Labor Secretary Marks 100th Anniversary of Triangle Shirtwaist Fire

In an op-ed published in the Washington Post, U.S. Department of Labor (DOL) Secretary Hilda Solis reflects on the 100th anniversary of the Triangle Shirtwaist Factory fire that claimed the lives of 146 women and children in New York City, its effect on the labor movement and why the need for unions is just as important today.

“The sewing factory employed more than 500 people, who worked long hours for low wages, in wretched and unsanitary conditions,” wrote Sec. Solis. “The factory owners had locked the fire-escape doors. The seamstresses were trapped when fire raced through the sweatshop just before closing on March 25, 1911. In less than 20 minutes, 146 people, mostly Italian and Jewish immigrant women and girls, were dead.”

Solis recalls the horrifying tales from former Labor Secretary Francis Perkins who witnessed the fire and described in her later lectures the scene as she watched many of the young women and children jump to their deaths. Solis says it was that very moment that galvanized Perkins to spend the remaining part of her life fighting for workers’ rights.

“Triangle outraged the public and offered a grisly example of how powerless workers were without collective bargaining, because unionized garment workers received better pay and had safer conditions,” wrote Solis. “Today, workers and their allies are being met with that same kind of opposition. In states nationwide, working people are protesting the actions to strip them of collective bargaining. The Triangle fire and the Upper Big Branch explosion a century later make clear to me that workers want and need that voice — about wages and benefits, yes, but about more, too.

“Collective bargaining still means a seat at the table to discuss issues such as working conditions, workplace safety and workplace innovation, empowering individuals to do the best job they can.
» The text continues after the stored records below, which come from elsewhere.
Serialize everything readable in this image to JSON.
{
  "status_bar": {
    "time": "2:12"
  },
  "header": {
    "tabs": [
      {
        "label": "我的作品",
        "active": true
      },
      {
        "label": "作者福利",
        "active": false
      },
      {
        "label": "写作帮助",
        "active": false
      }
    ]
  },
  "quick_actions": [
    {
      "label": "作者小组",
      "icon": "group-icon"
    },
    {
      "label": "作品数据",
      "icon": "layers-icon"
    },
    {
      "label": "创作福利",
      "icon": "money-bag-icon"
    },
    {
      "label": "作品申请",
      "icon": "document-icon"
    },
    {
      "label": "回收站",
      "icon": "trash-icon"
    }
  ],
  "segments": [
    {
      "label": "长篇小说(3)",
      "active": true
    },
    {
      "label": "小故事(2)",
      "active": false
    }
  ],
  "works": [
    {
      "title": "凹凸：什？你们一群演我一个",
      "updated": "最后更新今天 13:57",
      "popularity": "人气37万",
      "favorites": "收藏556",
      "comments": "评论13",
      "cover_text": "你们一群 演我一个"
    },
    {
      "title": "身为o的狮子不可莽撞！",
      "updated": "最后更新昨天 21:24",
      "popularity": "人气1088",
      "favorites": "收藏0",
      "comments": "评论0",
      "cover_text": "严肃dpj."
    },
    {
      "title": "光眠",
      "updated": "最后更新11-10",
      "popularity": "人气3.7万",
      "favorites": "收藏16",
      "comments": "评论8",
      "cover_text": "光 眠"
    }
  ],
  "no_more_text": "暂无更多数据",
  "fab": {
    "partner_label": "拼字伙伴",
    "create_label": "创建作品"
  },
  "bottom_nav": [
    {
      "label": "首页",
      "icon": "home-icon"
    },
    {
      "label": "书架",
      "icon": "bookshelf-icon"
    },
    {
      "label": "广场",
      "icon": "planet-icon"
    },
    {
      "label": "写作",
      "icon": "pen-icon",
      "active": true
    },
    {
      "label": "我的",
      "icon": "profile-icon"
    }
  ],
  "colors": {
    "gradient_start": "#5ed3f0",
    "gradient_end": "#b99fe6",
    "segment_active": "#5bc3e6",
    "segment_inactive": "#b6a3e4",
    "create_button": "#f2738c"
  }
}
And it means dignity and a chance for Americans to earn a better life, whether they work in sewing factories or mines, build tall buildings or care for our neighbors, teach our children, or run into burning buildings when others run out of them.”

DOL is marking the 100th anniversary of the Triangle Shirtwaist Factory fire with an online tour filled with pictures and audio descriptions of the event. Users can also view the tour on their mobile device.